Sett-ing the Scene for Baldernock

Baldernock, a small, rural parish six miles north of Glasgow, now has its own tartan – inspired by William Roy’s Military Survey of Scotland.  Following the Jacobite Rebellion of 1745, Roy began the immense task of surveying and mapping Scotland in the summer of 1747, and on 1st August that year paragraph 16 of the 1746 Act of Proscription, banning the wearing of tartan, came into force.  The Act was annulled on 1st July 1782 – the anniversary of which is marked by International Tartan Day in Australia.

The map detail shows Baldernock and its surroundings, with its largest settlement Ballmore [sic] marked just above the big loop in the River Kelvin just right of centre near the bottom of the image.  Most of the names shown on the map can still be identified today. This section of the map is less vibrant in appearance than some other parts of the country, but the colours that local history enthusiast Niall Logan used in his design can be made out: black for the original drawing, wording and other detail (becoming grey for shading), yellow for the land, green for the trees, blue for water, red for buildings, and light grey for the gaps between the sections.  More fancifully, the cross-hatching of the cultivated land is reminiscent of tartan.


The notion that the parish might have a district tartan was brought to the Community Council by Fiona Howie in March 2018, and the idea found ready support.  Fiona asked East Dunbartonshire Council for permission to name a tartan after Baldernock, and the Council and Provost’s consent was duly given in the autumn of 2018.  Fiona then formed a small working group, and it was agreed that there should be a competition – open to residents and others, adults and children, with links to Baldernock – to design a tartan reflecting the unique landscape, history and heritage of the parish.  The submissions were shown, anonymously, in a public exhibition in the Church Hall at Balmore in late 2019, and a ballot was held to pick the winner.  The sett was then registered by the Scottish Register of Tartans on 31st March 2020. At this stage things should have moved apace, but they did the opposite owing to Covid.  The working group then explored possibilities for having the tartan woven and visits were made to Ingles Buchan, tartan specialist, within the constraints of the pandemic restrictions.  Now that the weaver’s ticket has been produced, and the yarns selected, we are ready for Selkirk Weaving Company to make some throws, wraps and scarves in Baldernock Tartan. 

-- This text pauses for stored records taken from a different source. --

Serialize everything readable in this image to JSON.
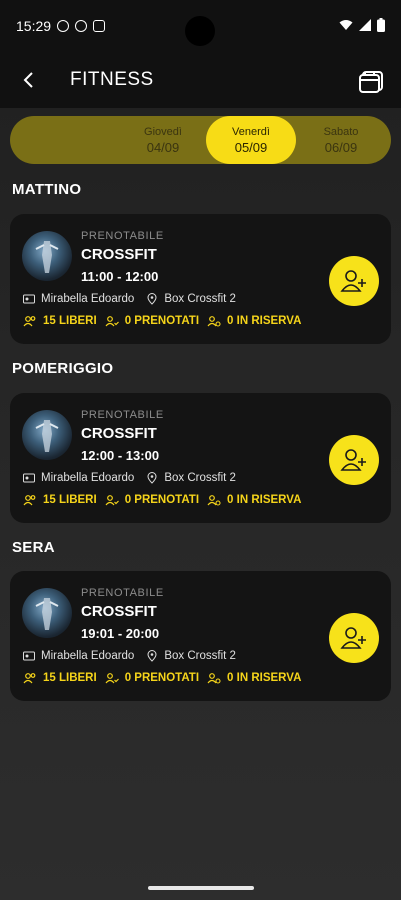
{
  "status_bar": {
    "time": "15:29"
  },
  "header": {
    "title": "FITNESS"
  },
  "days": [
    {
      "name": "Giovedì",
      "date": "04/09",
      "active": false
    },
    {
      "name": "Venerdì",
      "date": "05/09",
      "active": true
    },
    {
      "name": "Sabato",
      "date": "06/09",
      "active": false
    }
  ],
  "sections": [
    {
      "title": "MATTINO",
      "card": {
        "status": "PRENOTABILE",
        "name": "CROSSFIT",
        "time": "11:00 - 12:00",
        "instructor": "Mirabella Edoardo",
        "location": "Box Crossfit 2",
        "free": "15 LIBERI",
        "booked": "0 PRENOTATI",
        "reserve": "0 IN RISERVA"
      }
    },
    {
      "title": "POMERIGGIO",
      "card": {
        "status": "PRENOTABILE",
        "name": "CROSSFIT",
        "time": "12:00 - 13:00",
        "instructor": "Mirabella Edoardo",
        "location": "Box Crossfit 2",
        "free": "15 LIBERI",
        "booked": "0 PRENOTATI",
        "reserve": "0 IN RISERVA"
      }
    },
    {
      "title": "SERA",
      "card": {
        "status": "PRENOTABILE",
        "name": "CROSSFIT",
        "time": "19:01 - 20:00",
        "instructor": "Mirabella Edoardo",
        "location": "Box Crossfit 2",
        "free": "15 LIBERI",
        "booked": "0 PRENOTATI",
        "reserve": "0 IN RISERVA"
      }
    }
  ],
  "colors": {
    "accent": "#f7dc16",
    "day_bar": "#7a6f16",
    "card_bg": "#141414"
  },
  "icons": {
    "back": "arrow-left-icon",
    "calendar": "calendar-icon",
    "instructor": "id-card-icon",
    "location": "map-pin-icon",
    "people": "people-icon",
    "book": "add-user-icon"
  }
}
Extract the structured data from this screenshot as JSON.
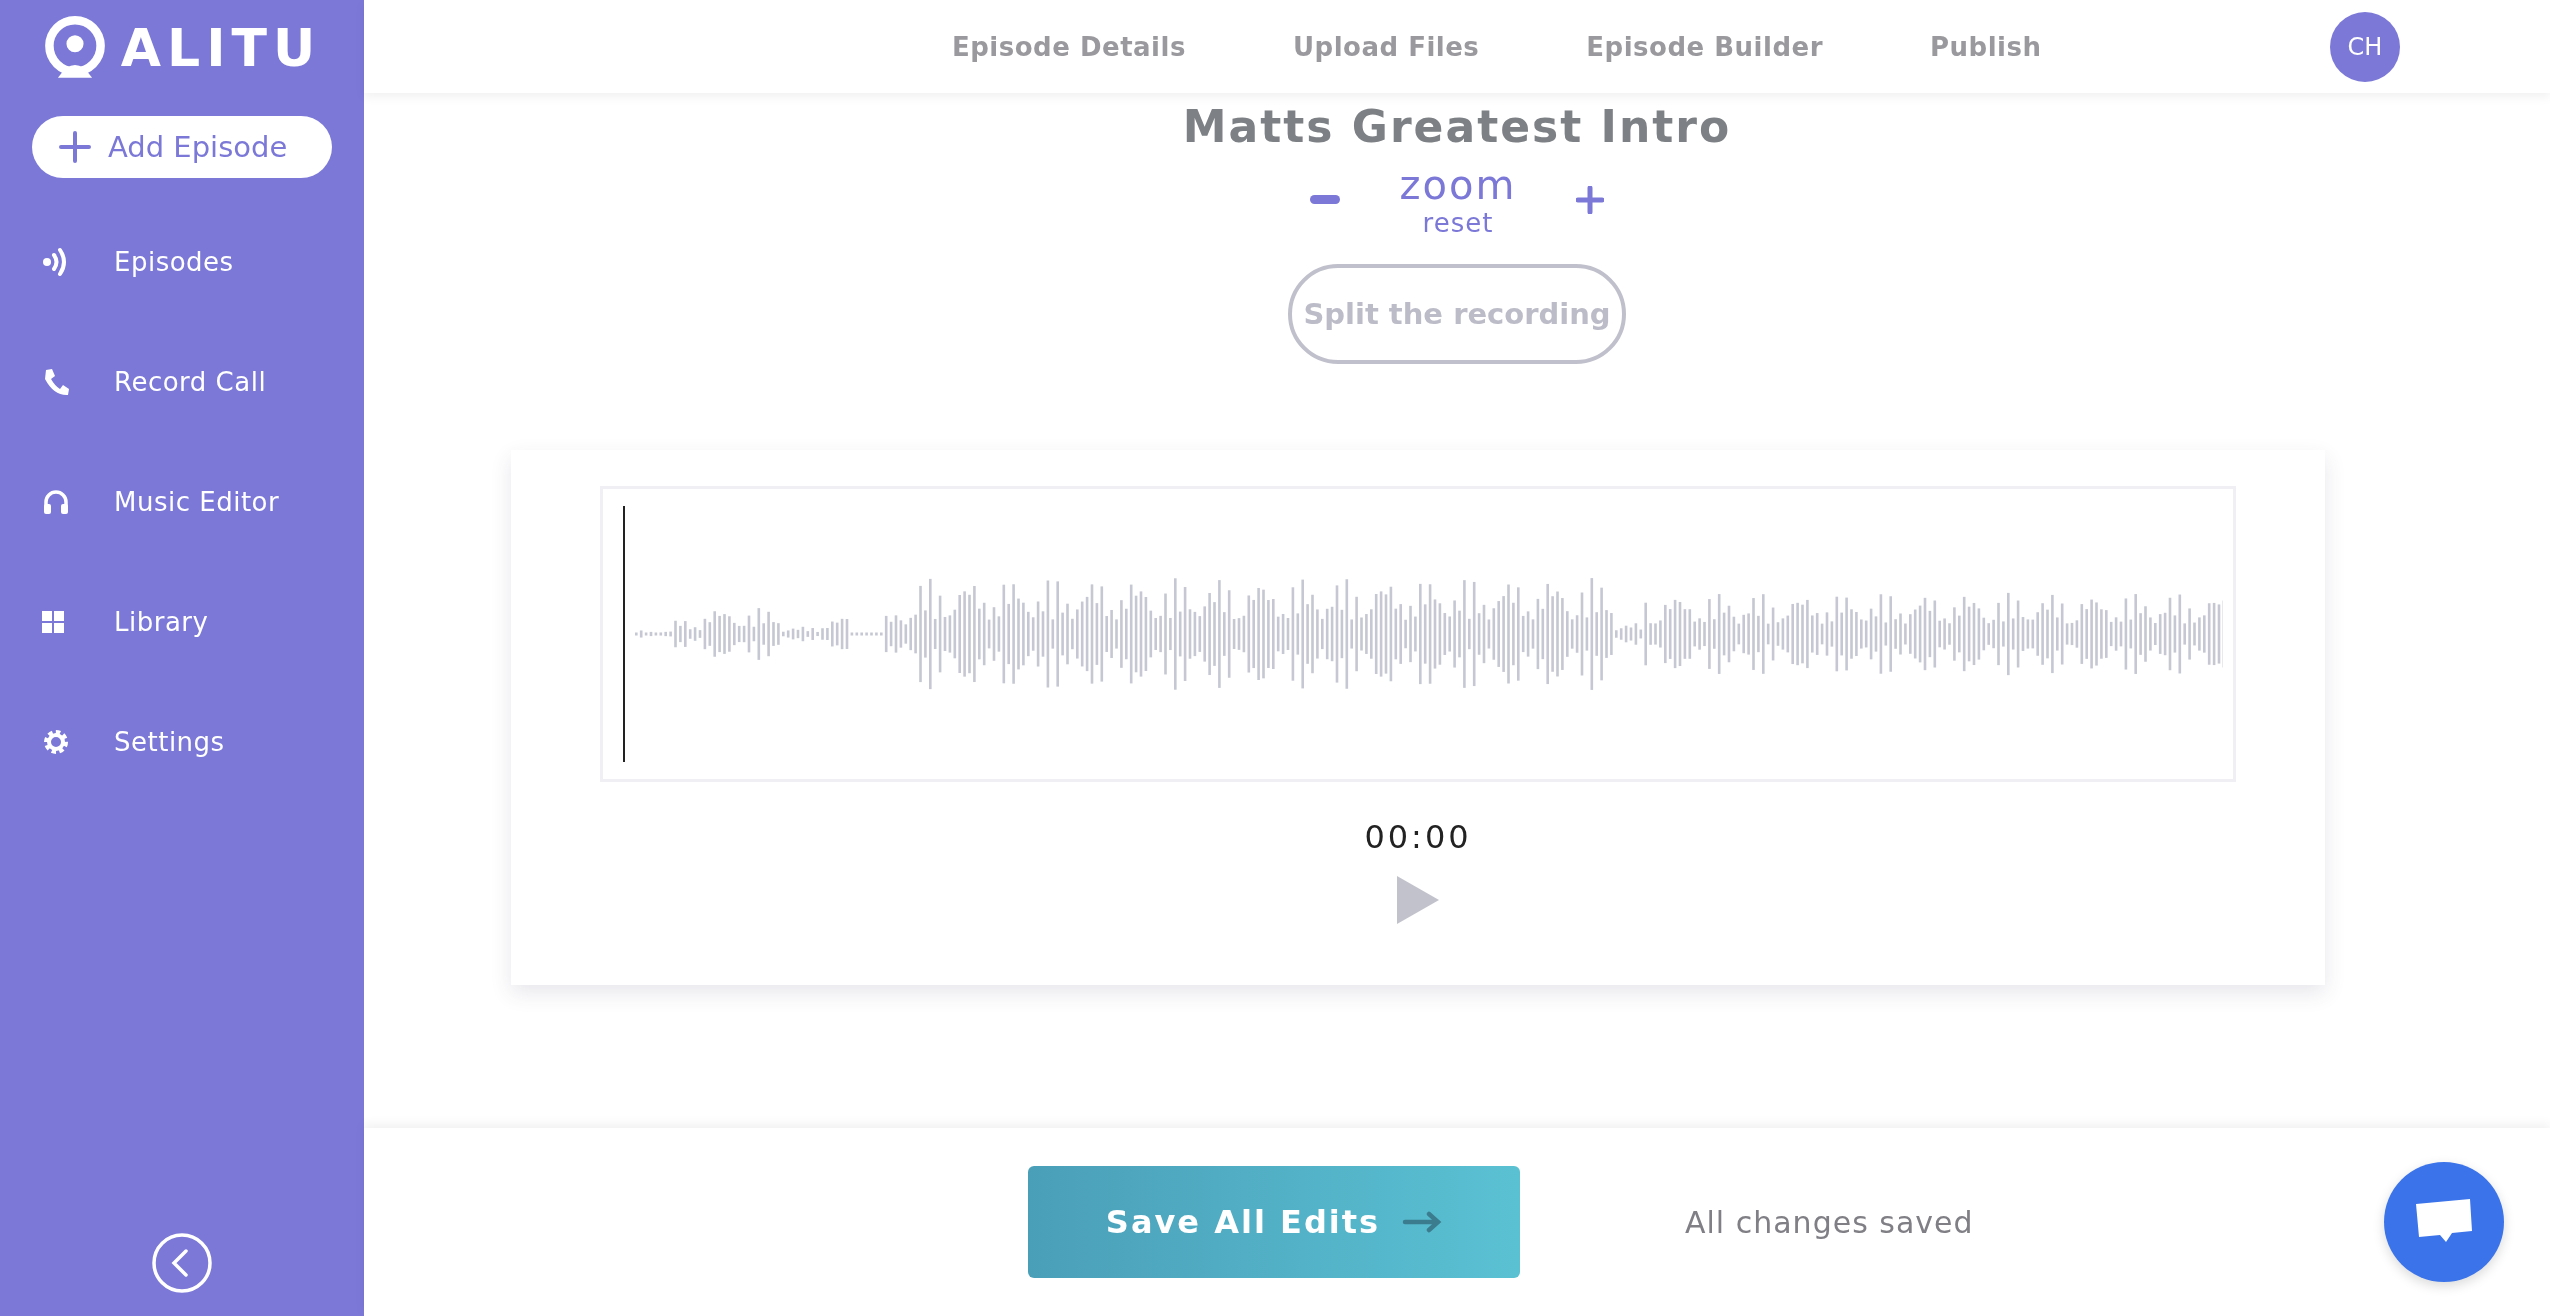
{
  "logo": {
    "text": "ALITU"
  },
  "add_episode": {
    "label": "Add Episode"
  },
  "sidebar": {
    "items": [
      {
        "label": "Episodes",
        "kind": "episodes"
      },
      {
        "label": "Record Call",
        "kind": "phone"
      },
      {
        "label": "Music Editor",
        "kind": "headphones"
      },
      {
        "label": "Library",
        "kind": "grid"
      },
      {
        "label": "Settings",
        "kind": "gear"
      }
    ]
  },
  "nav": {
    "items": [
      {
        "label": "Episode Details"
      },
      {
        "label": "Upload Files"
      },
      {
        "label": "Episode Builder"
      },
      {
        "label": "Publish"
      }
    ]
  },
  "avatar": {
    "initials": "CH"
  },
  "editor": {
    "title": "Matts Greatest Intro",
    "zoom_label": "zoom",
    "reset_label": "reset",
    "split_button": "Split the recording",
    "time": "00:00"
  },
  "footer": {
    "save_button": "Save All Edits",
    "status": "All changes saved"
  }
}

Any profit from sales will be used for the community.  

If you are interested in purchasing an item or want to find out more about our tartan, please contact

fahowie@btinternet.com or loganniall@yahoo.co.uk